[Data extracted from a collection]
=== Begin Enclosure ===
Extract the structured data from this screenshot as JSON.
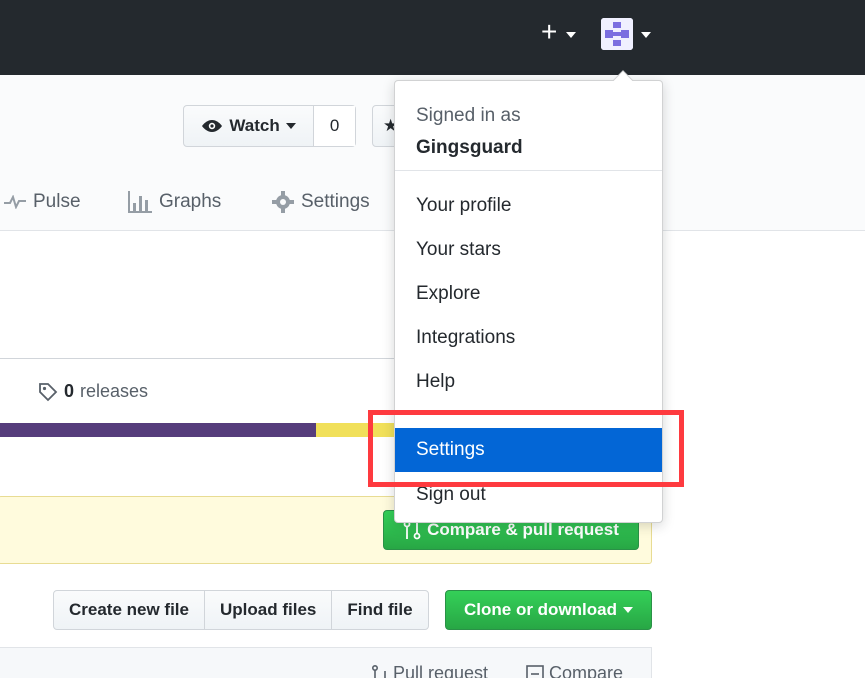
{
  "header": {
    "plus_icon": "plus-icon",
    "avatar_icon": "identicon-avatar"
  },
  "repo_actions": {
    "watch_label": "Watch",
    "watch_count": "0"
  },
  "tabs": {
    "pulse": "Pulse",
    "graphs": "Graphs",
    "settings": "Settings"
  },
  "summary": {
    "releases_count": "0",
    "releases_label": "releases"
  },
  "language_bar": {
    "colors": [
      "#563d7c",
      "#f1e05a"
    ],
    "fractions": [
      0.73,
      0.27
    ]
  },
  "compare": {
    "label": "Compare & pull request"
  },
  "file_actions": {
    "create": "Create new file",
    "upload": "Upload files",
    "find": "Find file",
    "clone": "Clone or download"
  },
  "bottom": {
    "pull_request": "Pull request",
    "compare": "Compare"
  },
  "dropdown": {
    "signed_in_as": "Signed in as",
    "username": "Gingsguard",
    "items": [
      "Your profile",
      "Your stars",
      "Explore",
      "Integrations",
      "Help",
      "Settings",
      "Sign out"
    ],
    "active": "Settings"
  },
  "colors": {
    "header_bg": "#24292e",
    "active_item": "#0366d6",
    "highlight": "#fe3a3f",
    "green": "#28a745"
  }
}
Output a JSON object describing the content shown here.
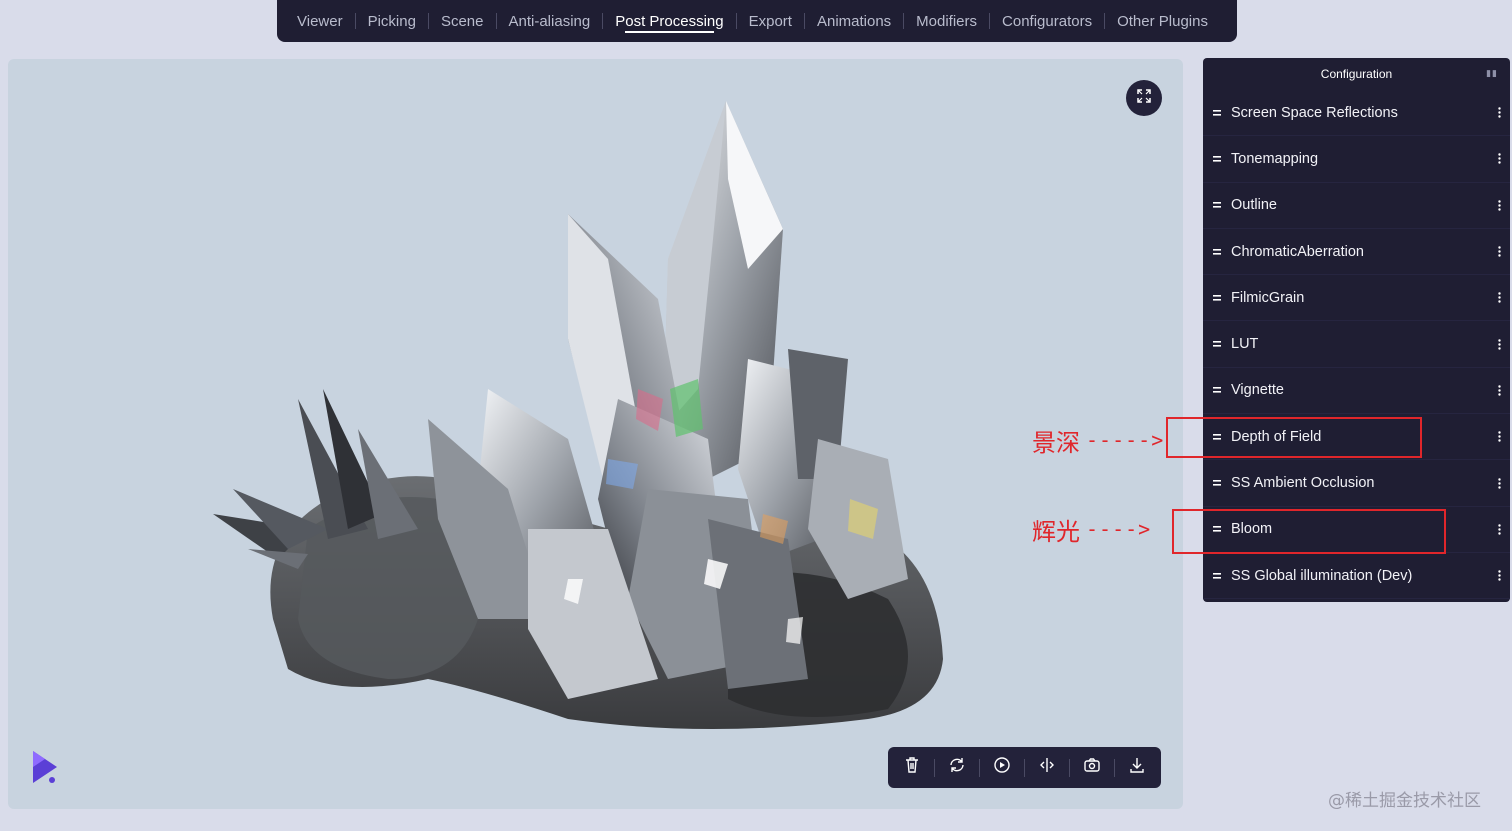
{
  "nav": {
    "tabs": [
      {
        "label": "Viewer"
      },
      {
        "label": "Picking"
      },
      {
        "label": "Scene"
      },
      {
        "label": "Anti-aliasing"
      },
      {
        "label": "Post Processing",
        "active": true
      },
      {
        "label": "Export"
      },
      {
        "label": "Animations"
      },
      {
        "label": "Modifiers"
      },
      {
        "label": "Configurators"
      },
      {
        "label": "Other Plugins"
      }
    ]
  },
  "viewport": {
    "background_color": "#c8d3df",
    "fullscreen_icon": "expand-icon",
    "logo_icon": "app-logo-icon",
    "toolbar": [
      {
        "icon": "trash-icon"
      },
      {
        "icon": "rotate-icon"
      },
      {
        "icon": "play-icon"
      },
      {
        "icon": "split-view-icon"
      },
      {
        "icon": "camera-icon"
      },
      {
        "icon": "download-icon"
      }
    ]
  },
  "panel": {
    "title": "Configuration",
    "items": [
      {
        "label": "Screen Space Reflections"
      },
      {
        "label": "Tonemapping"
      },
      {
        "label": "Outline"
      },
      {
        "label": "ChromaticAberration"
      },
      {
        "label": "FilmicGrain"
      },
      {
        "label": "LUT"
      },
      {
        "label": "Vignette"
      },
      {
        "label": "Depth of Field"
      },
      {
        "label": "SS Ambient Occlusion"
      },
      {
        "label": "Bloom"
      },
      {
        "label": "SS Global illumination (Dev)"
      }
    ]
  },
  "annotations": [
    {
      "text": "景深",
      "arrow": "----->"
    },
    {
      "text": "辉光",
      "arrow": "---->"
    }
  ],
  "watermark": "@稀土掘金技术社区",
  "colors": {
    "dark": "#1f1e33",
    "annotation": "#e0262b",
    "page_bg": "#d9dcea"
  }
}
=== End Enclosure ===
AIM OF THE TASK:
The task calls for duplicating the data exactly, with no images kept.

ANSWER BOX:
Extract the structured data from this screenshot as JSON.
{
  "header": {
    "plus_icon": "plus-icon",
    "avatar_icon": "identicon-avatar"
  },
  "repo_actions": {
    "watch_label": "Watch",
    "watch_count": "0"
  },
  "tabs": {
    "pulse": "Pulse",
    "graphs": "Graphs",
    "settings": "Settings"
  },
  "summary": {
    "releases_count": "0",
    "releases_label": "releases"
  },
  "language_bar": {
    "colors": [
      "#563d7c",
      "#f1e05a"
    ],
    "fractions": [
      0.73,
      0.27
    ]
  },
  "compare": {
    "label": "Compare & pull request"
  },
  "file_actions": {
    "create": "Create new file",
    "upload": "Upload files",
    "find": "Find file",
    "clone": "Clone or download"
  },
  "bottom": {
    "pull_request": "Pull request",
    "compare": "Compare"
  },
  "dropdown": {
    "signed_in_as": "Signed in as",
    "username": "Gingsguard",
    "items": [
      "Your profile",
      "Your stars",
      "Explore",
      "Integrations",
      "Help",
      "Settings",
      "Sign out"
    ],
    "active": "Settings"
  },
  "colors": {
    "header_bg": "#24292e",
    "active_item": "#0366d6",
    "highlight": "#fe3a3f",
    "green": "#28a745"
  }
}
Output a JSON object describing the content shown here.
{
  "nav": {
    "tabs": [
      {
        "label": "Viewer"
      },
      {
        "label": "Picking"
      },
      {
        "label": "Scene"
      },
      {
        "label": "Anti-aliasing"
      },
      {
        "label": "Post Processing",
        "active": true
      },
      {
        "label": "Export"
      },
      {
        "label": "Animations"
      },
      {
        "label": "Modifiers"
      },
      {
        "label": "Configurators"
      },
      {
        "label": "Other Plugins"
      }
    ]
  },
  "viewport": {
    "background_color": "#c8d3df",
    "fullscreen_icon": "expand-icon",
    "logo_icon": "app-logo-icon",
    "toolbar": [
      {
        "icon": "trash-icon"
      },
      {
        "icon": "rotate-icon"
      },
      {
        "icon": "play-icon"
      },
      {
        "icon": "split-view-icon"
      },
      {
        "icon": "camera-icon"
      },
      {
        "icon": "download-icon"
      }
    ]
  },
  "panel": {
    "title": "Configuration",
    "items": [
      {
        "label": "Screen Space Reflections"
      },
      {
        "label": "Tonemapping"
      },
      {
        "label": "Outline"
      },
      {
        "label": "ChromaticAberration"
      },
      {
        "label": "FilmicGrain"
      },
      {
        "label": "LUT"
      },
      {
        "label": "Vignette"
      },
      {
        "label": "Depth of Field"
      },
      {
        "label": "SS Ambient Occlusion"
      },
      {
        "label": "Bloom"
      },
      {
        "label": "SS Global illumination (Dev)"
      }
    ]
  },
  "annotations": [
    {
      "text": "景深",
      "arrow": "----->"
    },
    {
      "text": "辉光",
      "arrow": "---->"
    }
  ],
  "watermark": "@稀土掘金技术社区",
  "colors": {
    "dark": "#1f1e33",
    "annotation": "#e0262b",
    "page_bg": "#d9dcea"
  }
}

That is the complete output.